*** Block opens ***
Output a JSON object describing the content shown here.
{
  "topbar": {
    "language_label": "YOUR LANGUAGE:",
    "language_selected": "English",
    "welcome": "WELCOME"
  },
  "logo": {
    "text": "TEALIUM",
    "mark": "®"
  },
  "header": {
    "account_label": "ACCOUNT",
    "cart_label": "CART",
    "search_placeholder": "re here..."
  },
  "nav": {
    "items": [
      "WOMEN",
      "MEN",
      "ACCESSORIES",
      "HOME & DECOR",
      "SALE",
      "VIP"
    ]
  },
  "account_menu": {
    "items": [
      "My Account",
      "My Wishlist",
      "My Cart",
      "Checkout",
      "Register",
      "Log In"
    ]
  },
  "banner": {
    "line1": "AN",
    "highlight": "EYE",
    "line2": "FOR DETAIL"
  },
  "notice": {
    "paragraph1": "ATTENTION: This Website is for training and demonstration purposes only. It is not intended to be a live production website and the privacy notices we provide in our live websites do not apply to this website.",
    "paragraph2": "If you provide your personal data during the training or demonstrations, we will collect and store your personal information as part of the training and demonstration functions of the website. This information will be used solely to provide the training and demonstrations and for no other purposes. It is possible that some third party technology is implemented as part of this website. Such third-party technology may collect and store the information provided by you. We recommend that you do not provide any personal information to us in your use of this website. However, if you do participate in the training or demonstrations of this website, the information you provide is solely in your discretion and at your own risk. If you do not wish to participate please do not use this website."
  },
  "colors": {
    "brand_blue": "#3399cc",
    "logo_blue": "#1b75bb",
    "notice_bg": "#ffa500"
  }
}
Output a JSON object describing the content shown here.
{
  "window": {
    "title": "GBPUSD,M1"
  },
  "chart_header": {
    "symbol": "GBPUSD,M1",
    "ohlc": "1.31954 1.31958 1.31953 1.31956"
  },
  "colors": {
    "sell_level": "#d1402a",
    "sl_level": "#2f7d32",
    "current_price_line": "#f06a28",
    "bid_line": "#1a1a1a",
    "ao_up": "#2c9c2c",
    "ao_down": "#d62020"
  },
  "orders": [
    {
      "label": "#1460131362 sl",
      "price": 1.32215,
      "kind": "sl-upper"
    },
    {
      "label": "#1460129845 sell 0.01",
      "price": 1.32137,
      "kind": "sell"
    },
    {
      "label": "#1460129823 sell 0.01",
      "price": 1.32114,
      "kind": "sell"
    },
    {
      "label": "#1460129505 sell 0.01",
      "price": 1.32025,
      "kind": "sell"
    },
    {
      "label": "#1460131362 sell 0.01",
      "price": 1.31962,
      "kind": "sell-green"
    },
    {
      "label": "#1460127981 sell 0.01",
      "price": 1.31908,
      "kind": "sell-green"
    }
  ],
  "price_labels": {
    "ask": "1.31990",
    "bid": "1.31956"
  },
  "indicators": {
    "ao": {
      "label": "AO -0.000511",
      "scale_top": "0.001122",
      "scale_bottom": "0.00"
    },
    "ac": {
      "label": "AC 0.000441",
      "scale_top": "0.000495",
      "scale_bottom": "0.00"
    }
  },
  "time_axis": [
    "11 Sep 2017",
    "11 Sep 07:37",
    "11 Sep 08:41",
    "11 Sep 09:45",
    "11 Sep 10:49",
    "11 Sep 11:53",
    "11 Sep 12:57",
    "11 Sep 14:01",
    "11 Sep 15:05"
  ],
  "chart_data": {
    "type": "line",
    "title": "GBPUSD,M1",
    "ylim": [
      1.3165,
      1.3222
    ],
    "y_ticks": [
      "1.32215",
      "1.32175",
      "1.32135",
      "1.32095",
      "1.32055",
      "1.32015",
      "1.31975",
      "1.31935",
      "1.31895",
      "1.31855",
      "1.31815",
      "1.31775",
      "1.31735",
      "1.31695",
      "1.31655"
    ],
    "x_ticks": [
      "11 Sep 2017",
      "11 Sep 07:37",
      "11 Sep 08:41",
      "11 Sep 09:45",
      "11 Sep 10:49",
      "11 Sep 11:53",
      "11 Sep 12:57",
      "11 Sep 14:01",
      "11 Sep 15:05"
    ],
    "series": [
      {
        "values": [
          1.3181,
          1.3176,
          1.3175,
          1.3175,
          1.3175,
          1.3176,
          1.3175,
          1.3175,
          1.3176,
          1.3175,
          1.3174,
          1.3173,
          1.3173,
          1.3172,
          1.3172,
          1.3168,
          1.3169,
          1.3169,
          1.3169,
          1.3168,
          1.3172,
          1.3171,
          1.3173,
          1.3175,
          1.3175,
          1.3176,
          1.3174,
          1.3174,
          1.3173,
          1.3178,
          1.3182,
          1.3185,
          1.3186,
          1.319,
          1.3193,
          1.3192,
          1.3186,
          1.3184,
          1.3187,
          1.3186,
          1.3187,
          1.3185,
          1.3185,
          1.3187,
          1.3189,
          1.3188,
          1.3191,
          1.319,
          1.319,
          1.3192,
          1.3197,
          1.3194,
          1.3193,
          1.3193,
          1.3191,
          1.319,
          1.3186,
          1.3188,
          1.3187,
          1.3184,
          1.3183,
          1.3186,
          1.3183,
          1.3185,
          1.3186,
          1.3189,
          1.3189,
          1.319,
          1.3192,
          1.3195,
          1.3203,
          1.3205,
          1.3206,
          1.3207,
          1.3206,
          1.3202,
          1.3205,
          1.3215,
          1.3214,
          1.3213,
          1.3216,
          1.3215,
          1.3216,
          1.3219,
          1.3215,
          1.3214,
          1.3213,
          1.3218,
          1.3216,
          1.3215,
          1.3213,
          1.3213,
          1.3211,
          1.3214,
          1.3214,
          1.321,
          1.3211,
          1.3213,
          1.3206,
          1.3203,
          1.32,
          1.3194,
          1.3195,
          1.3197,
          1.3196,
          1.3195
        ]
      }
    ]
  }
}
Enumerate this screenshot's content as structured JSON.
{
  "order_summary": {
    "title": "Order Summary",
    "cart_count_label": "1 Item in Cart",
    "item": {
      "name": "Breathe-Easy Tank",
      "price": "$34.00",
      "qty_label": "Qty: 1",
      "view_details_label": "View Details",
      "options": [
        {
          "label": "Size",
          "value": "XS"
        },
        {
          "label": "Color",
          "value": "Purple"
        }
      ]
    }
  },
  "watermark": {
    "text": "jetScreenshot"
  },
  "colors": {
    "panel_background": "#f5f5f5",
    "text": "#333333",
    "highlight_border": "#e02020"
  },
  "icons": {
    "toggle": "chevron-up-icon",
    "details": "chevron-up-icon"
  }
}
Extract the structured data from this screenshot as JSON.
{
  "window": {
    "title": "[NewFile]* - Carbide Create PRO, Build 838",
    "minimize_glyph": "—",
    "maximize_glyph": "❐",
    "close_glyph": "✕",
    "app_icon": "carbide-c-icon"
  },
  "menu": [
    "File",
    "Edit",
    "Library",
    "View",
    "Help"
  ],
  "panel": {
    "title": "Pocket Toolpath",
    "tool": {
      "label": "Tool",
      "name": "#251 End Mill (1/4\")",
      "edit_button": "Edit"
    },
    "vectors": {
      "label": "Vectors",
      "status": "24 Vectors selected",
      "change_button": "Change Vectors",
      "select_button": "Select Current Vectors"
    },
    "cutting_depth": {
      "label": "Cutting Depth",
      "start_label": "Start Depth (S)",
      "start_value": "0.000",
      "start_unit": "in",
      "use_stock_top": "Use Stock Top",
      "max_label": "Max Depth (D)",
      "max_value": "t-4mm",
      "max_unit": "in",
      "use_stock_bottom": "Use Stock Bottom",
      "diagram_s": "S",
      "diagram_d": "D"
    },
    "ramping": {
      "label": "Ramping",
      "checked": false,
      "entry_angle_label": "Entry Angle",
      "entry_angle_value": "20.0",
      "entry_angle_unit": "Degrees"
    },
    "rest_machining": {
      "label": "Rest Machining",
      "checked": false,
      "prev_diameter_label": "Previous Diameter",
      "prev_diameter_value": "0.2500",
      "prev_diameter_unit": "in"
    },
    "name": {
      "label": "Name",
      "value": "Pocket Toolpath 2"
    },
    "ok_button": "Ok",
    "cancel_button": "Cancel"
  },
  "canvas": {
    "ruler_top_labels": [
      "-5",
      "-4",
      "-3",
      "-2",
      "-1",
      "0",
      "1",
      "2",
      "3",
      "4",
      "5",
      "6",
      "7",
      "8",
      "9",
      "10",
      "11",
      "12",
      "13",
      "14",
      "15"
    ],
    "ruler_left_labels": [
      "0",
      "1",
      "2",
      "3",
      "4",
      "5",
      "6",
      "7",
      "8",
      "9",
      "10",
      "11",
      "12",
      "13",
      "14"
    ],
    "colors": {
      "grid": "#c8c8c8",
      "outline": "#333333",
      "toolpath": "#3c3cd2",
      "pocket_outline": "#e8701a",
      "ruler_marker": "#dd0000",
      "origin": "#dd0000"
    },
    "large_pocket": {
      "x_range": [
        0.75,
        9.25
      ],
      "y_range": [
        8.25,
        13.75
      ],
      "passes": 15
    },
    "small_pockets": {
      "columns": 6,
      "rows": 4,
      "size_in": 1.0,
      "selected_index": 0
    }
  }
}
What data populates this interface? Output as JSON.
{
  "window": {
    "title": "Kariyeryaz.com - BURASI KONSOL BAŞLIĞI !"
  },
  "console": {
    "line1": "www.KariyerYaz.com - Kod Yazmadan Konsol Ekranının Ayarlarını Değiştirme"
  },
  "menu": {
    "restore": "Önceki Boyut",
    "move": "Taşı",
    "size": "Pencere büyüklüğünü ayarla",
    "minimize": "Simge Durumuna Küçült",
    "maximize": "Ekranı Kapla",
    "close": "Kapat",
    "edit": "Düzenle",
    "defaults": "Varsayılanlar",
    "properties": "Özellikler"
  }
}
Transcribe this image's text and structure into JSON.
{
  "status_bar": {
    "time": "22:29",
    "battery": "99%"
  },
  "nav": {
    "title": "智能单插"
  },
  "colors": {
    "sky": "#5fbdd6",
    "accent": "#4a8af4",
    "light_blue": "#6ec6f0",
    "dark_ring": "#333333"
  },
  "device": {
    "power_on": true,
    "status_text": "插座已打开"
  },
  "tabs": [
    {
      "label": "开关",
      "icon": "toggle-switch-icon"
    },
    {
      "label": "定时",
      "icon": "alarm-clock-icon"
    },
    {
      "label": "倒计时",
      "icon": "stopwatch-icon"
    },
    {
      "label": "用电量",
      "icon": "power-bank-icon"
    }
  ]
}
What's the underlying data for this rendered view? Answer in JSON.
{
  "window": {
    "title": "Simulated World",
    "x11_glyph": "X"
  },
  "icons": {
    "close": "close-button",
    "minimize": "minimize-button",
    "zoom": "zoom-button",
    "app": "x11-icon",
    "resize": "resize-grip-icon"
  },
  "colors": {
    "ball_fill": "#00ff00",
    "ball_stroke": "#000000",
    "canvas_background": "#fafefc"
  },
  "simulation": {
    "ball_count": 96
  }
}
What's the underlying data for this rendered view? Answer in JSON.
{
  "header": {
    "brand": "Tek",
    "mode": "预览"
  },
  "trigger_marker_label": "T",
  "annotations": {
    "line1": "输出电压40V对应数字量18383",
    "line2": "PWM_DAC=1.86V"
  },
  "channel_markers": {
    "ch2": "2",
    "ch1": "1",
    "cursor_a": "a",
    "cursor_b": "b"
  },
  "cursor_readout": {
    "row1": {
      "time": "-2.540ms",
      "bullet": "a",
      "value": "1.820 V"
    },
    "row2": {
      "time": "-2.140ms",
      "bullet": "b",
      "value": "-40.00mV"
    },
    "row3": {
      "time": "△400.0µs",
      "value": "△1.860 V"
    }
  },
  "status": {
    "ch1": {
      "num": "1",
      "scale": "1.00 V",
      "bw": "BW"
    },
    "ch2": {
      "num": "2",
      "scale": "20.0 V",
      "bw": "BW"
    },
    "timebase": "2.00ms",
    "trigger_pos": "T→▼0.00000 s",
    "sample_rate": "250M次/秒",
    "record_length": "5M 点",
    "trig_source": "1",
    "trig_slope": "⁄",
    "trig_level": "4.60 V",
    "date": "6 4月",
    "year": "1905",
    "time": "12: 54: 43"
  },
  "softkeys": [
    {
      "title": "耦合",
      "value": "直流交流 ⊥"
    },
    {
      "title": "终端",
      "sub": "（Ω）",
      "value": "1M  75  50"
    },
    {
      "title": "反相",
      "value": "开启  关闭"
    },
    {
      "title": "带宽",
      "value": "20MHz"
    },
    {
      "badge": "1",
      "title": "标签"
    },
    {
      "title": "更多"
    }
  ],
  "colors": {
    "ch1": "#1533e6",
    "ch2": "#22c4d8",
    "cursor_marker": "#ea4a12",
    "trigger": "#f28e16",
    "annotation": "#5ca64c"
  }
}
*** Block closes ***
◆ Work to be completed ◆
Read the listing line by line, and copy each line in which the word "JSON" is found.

◆ Output of the exercise ◆
Output a JSON object describing the content shown here.
Output a JSON object describing the content shown here.
Enumerate this screenshot's content as structured JSON.
Extract the structured data from this screenshot as JSON.
What data populates this interface? Output as JSON.
Transcribe this image's text and structure into JSON.
What's the underlying data for this rendered view? Answer in JSON.
What's the underlying data for this rendered view? Answer in JSON.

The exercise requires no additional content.